Excerpted data

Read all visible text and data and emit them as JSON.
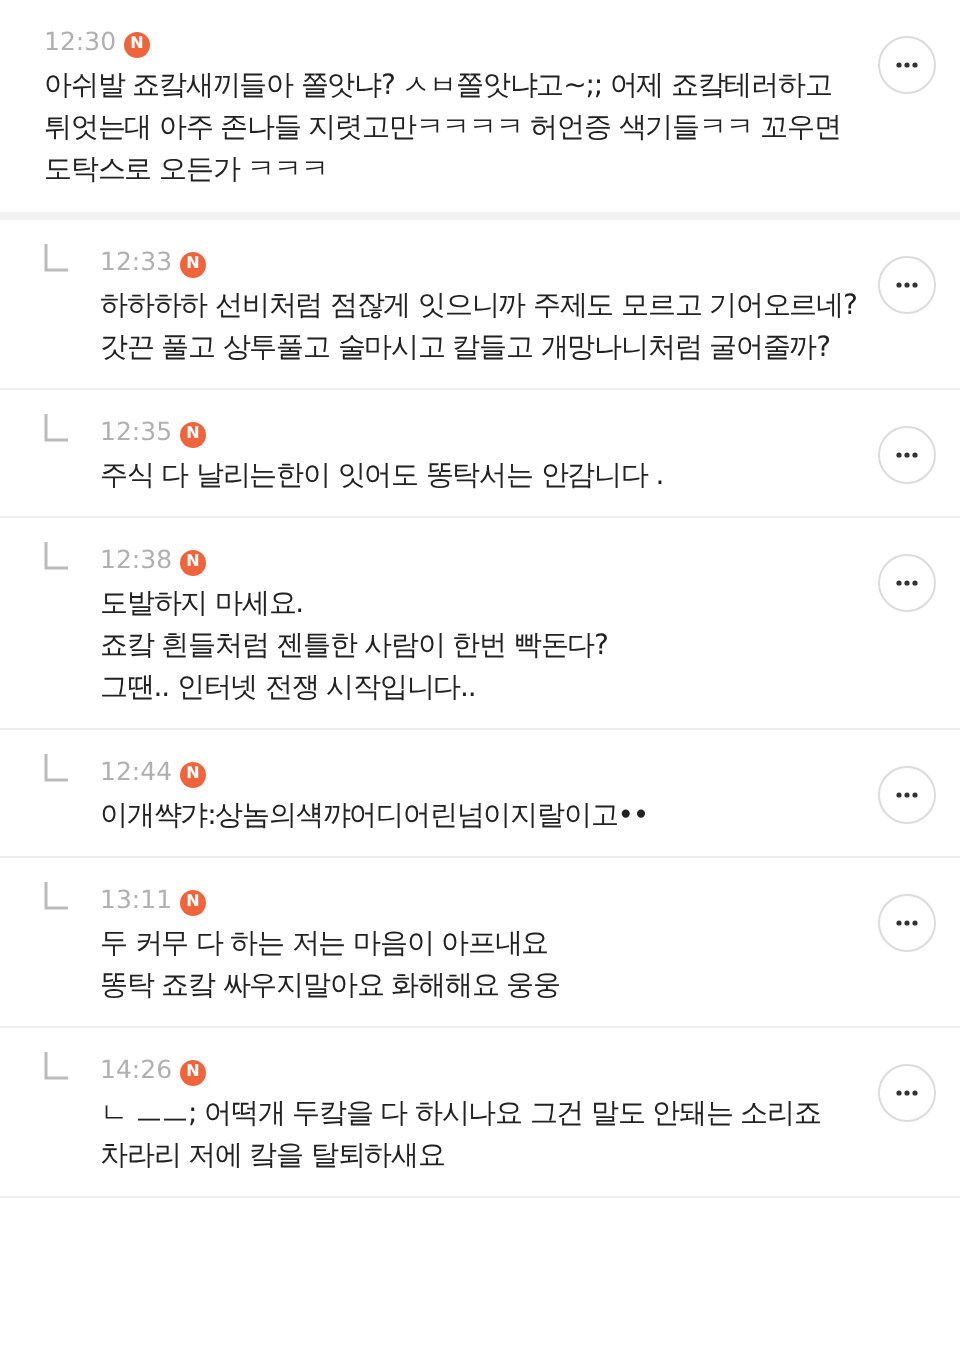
{
  "comments": [
    {
      "kind": "comment",
      "time": "12:30",
      "badge": "N",
      "body": "아쉬발 죠캌새끼들아 쫄앗냐? ㅅㅂ쫄앗냐고~;; 어제 죠캌테러하고 튀엇는대 아주 존나들 지렷고만ㅋㅋㅋㅋ 허언증 색기들ㅋㅋ 꼬우면 도탁스로 오든가 ㅋㅋㅋ"
    },
    {
      "kind": "reply",
      "time": "12:33",
      "badge": "N",
      "body": "하하하하 선비처럼 점잖게 잇으니까 주제도 모르고 기어오르네?\n갓끈 풀고 상투풀고 술마시고 칼들고 개망나니처럼 굴어줄까?"
    },
    {
      "kind": "reply",
      "time": "12:35",
      "badge": "N",
      "body": "주식 다 날리는한이 잇어도 똥탁서는 안감니다 ."
    },
    {
      "kind": "reply",
      "time": "12:38",
      "badge": "N",
      "body": "도발하지 마세요.\n죠캌 흰들처럼 젠틀한 사람이 한번 빡돈다?\n그땐.. 인터넷 전쟁 시작입니다.."
    },
    {
      "kind": "reply",
      "time": "12:44",
      "badge": "N",
      "body": "이개쌱갸:상놈의섁꺄어디어린넘이지랄이고••"
    },
    {
      "kind": "reply",
      "time": "13:11",
      "badge": "N",
      "body": "두 커무 다 하는 저는 마음이 아프내요\n똥탁 죠캌 싸우지말아요 화해해요 웅웅"
    },
    {
      "kind": "reply",
      "time": "14:26",
      "badge": "N",
      "body": "ㄴ ㅡㅡ; 어떡개 두캌을 다 하시나요 그건 말도 안돼는 소리죠\n차라리 저에 캌을 탈퇴하새요"
    }
  ]
}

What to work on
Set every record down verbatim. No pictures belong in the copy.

Exercise result
Read all visible text and data and emit them as JSON.
{
  "comments": [
    {
      "kind": "comment",
      "time": "12:30",
      "badge": "N",
      "body": "아쉬발 죠캌새끼들아 쫄앗냐? ㅅㅂ쫄앗냐고~;; 어제 죠캌테러하고 튀엇는대 아주 존나들 지렷고만ㅋㅋㅋㅋ 허언증 색기들ㅋㅋ 꼬우면 도탁스로 오든가 ㅋㅋㅋ"
    },
    {
      "kind": "reply",
      "time": "12:33",
      "badge": "N",
      "body": "하하하하 선비처럼 점잖게 잇으니까 주제도 모르고 기어오르네?\n갓끈 풀고 상투풀고 술마시고 칼들고 개망나니처럼 굴어줄까?"
    },
    {
      "kind": "reply",
      "time": "12:35",
      "badge": "N",
      "body": "주식 다 날리는한이 잇어도 똥탁서는 안감니다 ."
    },
    {
      "kind": "reply",
      "time": "12:38",
      "badge": "N",
      "body": "도발하지 마세요.\n죠캌 흰들처럼 젠틀한 사람이 한번 빡돈다?\n그땐.. 인터넷 전쟁 시작입니다.."
    },
    {
      "kind": "reply",
      "time": "12:44",
      "badge": "N",
      "body": "이개쌱갸:상놈의섁꺄어디어린넘이지랄이고••"
    },
    {
      "kind": "reply",
      "time": "13:11",
      "badge": "N",
      "body": "두 커무 다 하는 저는 마음이 아프내요\n똥탁 죠캌 싸우지말아요 화해해요 웅웅"
    },
    {
      "kind": "reply",
      "time": "14:26",
      "badge": "N",
      "body": "ㄴ ㅡㅡ; 어떡개 두캌을 다 하시나요 그건 말도 안돼는 소리죠\n차라리 저에 캌을 탈퇴하새요"
    }
  ]
}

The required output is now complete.